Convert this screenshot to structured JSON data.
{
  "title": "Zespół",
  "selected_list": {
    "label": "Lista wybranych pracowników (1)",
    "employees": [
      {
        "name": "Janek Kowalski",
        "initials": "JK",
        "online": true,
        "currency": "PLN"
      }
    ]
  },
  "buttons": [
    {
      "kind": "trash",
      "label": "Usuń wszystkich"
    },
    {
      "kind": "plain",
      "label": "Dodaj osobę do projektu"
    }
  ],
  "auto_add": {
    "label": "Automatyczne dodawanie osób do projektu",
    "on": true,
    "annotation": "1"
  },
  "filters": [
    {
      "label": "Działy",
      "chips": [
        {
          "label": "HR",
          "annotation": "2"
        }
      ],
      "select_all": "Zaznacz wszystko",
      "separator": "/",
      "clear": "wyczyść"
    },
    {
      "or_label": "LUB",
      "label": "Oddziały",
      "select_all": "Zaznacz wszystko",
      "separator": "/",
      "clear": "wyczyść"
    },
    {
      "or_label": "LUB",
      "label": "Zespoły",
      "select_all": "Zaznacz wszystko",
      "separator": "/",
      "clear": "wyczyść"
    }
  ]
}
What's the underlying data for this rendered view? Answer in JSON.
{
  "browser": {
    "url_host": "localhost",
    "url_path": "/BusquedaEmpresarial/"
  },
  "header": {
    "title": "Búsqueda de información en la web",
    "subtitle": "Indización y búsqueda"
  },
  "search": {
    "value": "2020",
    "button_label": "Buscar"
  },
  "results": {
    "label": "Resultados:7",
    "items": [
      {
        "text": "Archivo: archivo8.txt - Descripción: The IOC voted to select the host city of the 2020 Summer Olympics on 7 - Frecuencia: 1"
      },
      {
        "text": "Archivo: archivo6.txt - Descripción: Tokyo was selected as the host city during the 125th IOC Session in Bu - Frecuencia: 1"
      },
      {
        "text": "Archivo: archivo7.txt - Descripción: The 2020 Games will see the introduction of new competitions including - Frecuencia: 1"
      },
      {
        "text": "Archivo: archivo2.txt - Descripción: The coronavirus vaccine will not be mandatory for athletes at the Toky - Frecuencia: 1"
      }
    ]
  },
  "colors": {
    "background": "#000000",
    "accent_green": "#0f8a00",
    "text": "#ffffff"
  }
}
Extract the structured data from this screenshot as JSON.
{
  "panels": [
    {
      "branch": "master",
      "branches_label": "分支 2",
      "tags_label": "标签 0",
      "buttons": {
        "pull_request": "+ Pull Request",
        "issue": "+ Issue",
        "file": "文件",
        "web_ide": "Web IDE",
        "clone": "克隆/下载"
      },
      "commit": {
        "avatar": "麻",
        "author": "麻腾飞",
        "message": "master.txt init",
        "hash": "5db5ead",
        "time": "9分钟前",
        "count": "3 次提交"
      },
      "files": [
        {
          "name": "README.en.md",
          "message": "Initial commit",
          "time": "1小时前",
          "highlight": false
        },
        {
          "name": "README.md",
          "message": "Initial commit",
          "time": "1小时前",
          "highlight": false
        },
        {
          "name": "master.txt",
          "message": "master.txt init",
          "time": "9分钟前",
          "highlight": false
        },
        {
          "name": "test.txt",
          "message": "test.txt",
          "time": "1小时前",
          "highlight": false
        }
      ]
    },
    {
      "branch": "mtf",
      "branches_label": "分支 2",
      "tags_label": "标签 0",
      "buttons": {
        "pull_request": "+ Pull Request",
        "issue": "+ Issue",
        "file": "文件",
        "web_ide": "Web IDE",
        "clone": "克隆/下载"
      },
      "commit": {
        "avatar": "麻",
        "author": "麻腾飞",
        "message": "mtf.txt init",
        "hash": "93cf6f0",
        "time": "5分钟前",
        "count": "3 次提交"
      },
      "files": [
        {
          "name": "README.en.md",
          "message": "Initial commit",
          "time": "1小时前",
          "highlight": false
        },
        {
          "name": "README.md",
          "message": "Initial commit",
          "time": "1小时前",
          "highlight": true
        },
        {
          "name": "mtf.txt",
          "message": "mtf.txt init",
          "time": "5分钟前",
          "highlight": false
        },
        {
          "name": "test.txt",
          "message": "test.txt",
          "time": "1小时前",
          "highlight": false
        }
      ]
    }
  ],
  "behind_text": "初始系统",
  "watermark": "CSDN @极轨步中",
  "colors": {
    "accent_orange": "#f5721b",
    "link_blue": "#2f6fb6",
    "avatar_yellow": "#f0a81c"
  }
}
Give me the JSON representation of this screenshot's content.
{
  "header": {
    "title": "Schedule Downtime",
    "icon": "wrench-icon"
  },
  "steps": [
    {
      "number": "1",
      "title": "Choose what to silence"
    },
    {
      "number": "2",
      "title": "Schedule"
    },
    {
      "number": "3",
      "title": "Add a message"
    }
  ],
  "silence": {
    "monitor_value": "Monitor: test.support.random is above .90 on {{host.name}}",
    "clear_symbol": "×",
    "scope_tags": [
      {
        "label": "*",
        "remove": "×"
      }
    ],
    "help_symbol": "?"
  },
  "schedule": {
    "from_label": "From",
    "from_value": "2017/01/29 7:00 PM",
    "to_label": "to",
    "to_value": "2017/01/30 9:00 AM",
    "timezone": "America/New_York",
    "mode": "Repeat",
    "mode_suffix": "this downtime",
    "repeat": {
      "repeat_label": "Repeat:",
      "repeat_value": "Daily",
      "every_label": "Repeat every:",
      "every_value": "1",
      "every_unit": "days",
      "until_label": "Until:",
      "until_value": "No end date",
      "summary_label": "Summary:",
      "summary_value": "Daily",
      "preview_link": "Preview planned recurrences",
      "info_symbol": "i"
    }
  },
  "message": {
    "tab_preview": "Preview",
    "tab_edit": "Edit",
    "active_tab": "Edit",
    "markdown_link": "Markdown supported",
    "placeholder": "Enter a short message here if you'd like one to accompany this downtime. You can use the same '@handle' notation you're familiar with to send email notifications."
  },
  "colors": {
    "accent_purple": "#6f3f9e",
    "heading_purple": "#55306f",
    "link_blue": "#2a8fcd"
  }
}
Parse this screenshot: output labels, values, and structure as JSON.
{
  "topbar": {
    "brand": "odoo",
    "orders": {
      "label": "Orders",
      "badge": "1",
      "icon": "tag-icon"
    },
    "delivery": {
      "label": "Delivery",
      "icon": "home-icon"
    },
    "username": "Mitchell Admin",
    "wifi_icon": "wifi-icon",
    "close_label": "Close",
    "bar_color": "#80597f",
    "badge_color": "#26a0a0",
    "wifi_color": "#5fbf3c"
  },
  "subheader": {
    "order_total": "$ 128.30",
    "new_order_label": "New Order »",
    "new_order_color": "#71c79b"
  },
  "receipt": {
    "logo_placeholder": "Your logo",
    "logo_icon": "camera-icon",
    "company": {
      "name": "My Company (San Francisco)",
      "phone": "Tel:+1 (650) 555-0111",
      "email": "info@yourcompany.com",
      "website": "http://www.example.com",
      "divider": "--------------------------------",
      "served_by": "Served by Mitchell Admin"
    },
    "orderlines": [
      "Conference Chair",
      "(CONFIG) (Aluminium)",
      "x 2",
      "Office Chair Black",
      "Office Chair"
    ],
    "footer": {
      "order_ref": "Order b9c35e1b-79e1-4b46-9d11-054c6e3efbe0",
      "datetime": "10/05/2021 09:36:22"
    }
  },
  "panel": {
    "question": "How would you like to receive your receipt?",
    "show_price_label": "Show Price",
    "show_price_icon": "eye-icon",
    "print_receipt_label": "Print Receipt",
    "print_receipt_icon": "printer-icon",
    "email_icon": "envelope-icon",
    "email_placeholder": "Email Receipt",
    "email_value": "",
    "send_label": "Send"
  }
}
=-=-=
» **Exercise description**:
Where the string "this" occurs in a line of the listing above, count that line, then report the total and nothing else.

» **Problem solution**:
7